Sometimes the hardest part of a project is figuring out how to hold it. I hold the coil against my bench pin and use my middle finger to press extra hard against my pointer finger. That extra muscle helps keep the piece secure and my fingers out of the direct line of the saw blade.
Start at the top with a slight angle to your blade. You should be starting to cut the lower rings as you make your way through the upper ones. So I don't scuff the insides with my blade, I'll stop and remove them as they come apart.
Keep going until you cut through the last ring. Congratulations, your very own jump rings!
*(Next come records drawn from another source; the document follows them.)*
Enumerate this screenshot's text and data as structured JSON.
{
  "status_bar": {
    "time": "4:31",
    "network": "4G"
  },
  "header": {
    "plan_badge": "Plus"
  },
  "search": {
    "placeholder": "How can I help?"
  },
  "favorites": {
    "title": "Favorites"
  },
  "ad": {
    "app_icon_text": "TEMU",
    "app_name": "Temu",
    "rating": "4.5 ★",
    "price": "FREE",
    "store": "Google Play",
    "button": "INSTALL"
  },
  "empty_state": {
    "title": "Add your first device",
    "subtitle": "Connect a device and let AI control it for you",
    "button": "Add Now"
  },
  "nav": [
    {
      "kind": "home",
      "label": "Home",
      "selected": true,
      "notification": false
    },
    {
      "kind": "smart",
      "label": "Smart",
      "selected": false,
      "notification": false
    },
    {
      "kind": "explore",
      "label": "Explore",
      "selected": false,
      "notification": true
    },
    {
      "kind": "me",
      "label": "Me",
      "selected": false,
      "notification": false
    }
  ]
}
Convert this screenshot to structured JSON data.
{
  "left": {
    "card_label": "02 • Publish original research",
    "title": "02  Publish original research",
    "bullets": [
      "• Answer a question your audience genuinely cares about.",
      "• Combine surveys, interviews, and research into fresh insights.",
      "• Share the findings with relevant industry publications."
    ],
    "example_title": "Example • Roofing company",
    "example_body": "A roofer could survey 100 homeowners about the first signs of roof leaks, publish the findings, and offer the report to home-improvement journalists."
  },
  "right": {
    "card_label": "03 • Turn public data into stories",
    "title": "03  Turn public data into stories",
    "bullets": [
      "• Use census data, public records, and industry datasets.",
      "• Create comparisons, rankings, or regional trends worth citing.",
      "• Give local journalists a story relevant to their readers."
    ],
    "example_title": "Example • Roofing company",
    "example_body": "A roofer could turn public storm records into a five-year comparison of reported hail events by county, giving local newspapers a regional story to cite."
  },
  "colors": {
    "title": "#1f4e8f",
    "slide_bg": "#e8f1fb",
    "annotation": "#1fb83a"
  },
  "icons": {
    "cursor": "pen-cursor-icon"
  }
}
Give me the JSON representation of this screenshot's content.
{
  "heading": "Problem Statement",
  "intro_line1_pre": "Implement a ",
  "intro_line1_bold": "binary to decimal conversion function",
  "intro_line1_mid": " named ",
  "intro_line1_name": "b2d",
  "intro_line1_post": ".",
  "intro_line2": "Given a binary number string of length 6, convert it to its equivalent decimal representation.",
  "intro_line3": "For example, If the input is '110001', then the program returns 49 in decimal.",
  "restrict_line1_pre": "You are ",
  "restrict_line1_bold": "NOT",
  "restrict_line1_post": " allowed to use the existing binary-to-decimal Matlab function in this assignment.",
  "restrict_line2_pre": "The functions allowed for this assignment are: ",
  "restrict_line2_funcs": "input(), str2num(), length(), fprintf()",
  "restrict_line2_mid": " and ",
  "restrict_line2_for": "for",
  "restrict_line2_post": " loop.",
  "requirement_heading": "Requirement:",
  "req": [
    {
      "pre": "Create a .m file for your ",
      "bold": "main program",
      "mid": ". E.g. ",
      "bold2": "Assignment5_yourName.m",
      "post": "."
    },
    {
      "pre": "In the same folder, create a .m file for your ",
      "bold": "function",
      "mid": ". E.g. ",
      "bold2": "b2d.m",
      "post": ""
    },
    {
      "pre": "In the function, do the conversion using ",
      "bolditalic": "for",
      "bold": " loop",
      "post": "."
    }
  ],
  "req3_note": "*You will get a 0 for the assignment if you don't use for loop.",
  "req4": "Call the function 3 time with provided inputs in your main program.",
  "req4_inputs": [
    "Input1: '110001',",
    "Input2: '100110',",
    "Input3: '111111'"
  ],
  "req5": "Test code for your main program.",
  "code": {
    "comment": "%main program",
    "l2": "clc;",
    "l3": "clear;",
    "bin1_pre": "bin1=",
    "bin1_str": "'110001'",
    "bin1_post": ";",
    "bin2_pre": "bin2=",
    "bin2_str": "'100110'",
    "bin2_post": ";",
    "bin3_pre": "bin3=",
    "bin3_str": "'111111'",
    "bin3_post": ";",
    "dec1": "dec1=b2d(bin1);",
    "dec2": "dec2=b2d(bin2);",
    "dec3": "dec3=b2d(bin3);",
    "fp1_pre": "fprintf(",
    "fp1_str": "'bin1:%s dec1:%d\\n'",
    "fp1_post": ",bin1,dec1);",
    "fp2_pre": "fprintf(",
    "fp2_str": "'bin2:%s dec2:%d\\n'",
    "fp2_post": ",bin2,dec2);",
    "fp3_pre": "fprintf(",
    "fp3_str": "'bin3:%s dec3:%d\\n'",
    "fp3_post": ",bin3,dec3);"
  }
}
Once you get the hang of things, you can experiment with square, half round or even twisted wire. It can be a great way to add a little dimension to your designs, just remember that these shapes can be a little harder to keep lined up for even cutting and final finishing.
Note: Now that you know the right way, I'll share with you a way I'll never recommend. I think it's good to know why NOT to do things in addition to knowing the right way. I never recommend using wire cutters to make the cuts. They will pinch both ends of your wire and that equates to less surface area that will touch at the seam. Not only will they not look as good but they won't be as strong.
[box type="shadow"]Learn how to design and construct your own metal jewelry masterpieces in the Bluprint class Make Your Own Wirework Findings , taught by award-winning artist Lisa Niven Kelly. She'll teach you how to make custom jump rings, head pins, ear wires, clasps, a stunning wrapped toggle, and much more![/box]